Pope Paul VI in his encyclical, "Sacerdotalis Caelibatus" (1967) reflected that celibacy is an identification with Christ, who Himself was celibate; an act of sacrificial love whereby a priest gives of himself totally to the service of God and His Church; and a sign of the coming Kingdom of God, where Our Lord said, "In the resurrection, they neither marry nor are given in marriage, but are like angels in heaven" (Mt 22:30).

Here is a good example of the Pastoral Provision in action: Recently, St. Mary the Virgin Episcopal Church in Arlington, Texas, under the pastorship of Father Allan Hawkins became St. Mary the Virgin Catholic Church, with the entire congregation, and Father Hawkins himself, becoming full members of the Catholic Church.

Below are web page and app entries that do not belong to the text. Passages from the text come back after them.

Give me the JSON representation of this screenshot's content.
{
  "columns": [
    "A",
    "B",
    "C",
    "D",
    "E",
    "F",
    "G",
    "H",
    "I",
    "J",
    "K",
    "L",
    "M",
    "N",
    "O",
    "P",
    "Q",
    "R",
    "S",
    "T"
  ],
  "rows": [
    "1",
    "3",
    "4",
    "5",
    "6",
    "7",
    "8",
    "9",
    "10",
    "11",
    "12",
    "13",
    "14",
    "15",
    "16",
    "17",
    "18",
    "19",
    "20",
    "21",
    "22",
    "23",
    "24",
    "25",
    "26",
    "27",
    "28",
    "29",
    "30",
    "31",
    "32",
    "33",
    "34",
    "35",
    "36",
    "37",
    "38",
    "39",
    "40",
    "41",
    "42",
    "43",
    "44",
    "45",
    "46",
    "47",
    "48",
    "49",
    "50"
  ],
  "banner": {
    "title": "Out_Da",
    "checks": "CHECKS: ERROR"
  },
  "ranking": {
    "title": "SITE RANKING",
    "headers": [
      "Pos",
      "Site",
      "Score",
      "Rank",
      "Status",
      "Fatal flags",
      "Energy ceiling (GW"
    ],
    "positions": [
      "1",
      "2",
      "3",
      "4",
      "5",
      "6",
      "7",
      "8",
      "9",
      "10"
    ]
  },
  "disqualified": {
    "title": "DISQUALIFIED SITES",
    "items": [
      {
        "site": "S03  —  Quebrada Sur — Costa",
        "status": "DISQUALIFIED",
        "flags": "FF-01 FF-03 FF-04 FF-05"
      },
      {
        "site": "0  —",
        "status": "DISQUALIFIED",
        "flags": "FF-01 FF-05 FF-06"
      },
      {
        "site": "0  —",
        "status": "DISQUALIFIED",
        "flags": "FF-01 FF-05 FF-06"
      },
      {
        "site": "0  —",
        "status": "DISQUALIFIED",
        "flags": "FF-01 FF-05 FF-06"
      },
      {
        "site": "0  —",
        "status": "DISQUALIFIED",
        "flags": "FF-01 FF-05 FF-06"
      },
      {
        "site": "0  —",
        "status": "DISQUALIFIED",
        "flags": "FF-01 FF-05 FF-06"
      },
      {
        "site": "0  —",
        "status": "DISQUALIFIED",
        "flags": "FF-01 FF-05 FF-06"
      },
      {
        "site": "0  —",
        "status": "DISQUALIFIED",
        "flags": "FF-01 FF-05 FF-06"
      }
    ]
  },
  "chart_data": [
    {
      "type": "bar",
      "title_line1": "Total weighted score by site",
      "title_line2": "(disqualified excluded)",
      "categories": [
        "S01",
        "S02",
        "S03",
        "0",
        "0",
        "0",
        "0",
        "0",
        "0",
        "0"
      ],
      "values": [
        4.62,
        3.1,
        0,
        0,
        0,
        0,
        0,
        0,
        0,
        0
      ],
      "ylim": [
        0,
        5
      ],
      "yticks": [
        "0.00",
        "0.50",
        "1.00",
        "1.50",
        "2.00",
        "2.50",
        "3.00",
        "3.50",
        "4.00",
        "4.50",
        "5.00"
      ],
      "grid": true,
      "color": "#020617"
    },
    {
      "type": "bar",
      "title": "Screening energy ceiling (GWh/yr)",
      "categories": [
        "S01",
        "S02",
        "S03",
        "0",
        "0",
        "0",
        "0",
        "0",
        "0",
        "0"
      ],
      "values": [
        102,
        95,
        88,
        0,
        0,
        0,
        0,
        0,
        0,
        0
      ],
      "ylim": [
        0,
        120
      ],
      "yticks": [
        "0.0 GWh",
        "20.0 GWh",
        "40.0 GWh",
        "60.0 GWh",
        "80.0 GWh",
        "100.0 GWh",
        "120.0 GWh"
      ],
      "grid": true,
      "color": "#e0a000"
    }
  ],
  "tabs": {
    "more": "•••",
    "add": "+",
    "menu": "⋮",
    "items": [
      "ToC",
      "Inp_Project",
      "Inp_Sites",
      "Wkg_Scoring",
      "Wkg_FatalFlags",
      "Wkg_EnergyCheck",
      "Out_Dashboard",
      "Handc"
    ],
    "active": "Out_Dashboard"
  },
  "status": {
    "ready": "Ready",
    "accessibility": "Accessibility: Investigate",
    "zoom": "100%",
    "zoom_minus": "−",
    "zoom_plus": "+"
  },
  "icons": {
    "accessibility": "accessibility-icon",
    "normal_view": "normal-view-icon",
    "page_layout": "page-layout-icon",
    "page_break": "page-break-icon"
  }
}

After much agonizing, the entire parish voted to petition Catholic Bishop Joseph P. Delaney about such a possibility in June 1991. The congregation and Father Hawkins were received; now after three years, Father Hawkins has been ordained as a Catholic priest and serves his parish as he did for 14 years as an Episcopalian minister. Father Hawkins noted, "The common journey through trials and difficulties strengthened us. Like the people of Israel crossing the desert, we have at last arrived at our true home; and we have been allowed to bring with us the most valued elements of our common heritage."

This article appeared in the September 1, 1994 issue of "The Arlington Catholic Herald." Courtesy of the "Arlington Catholic Herald" diocesan newspaper of the Arlington (VA) diocese. For subscription information, call 1-800-377-0511 or write 200 North Glebe Road, Suite 607 Arlington, VA 22203.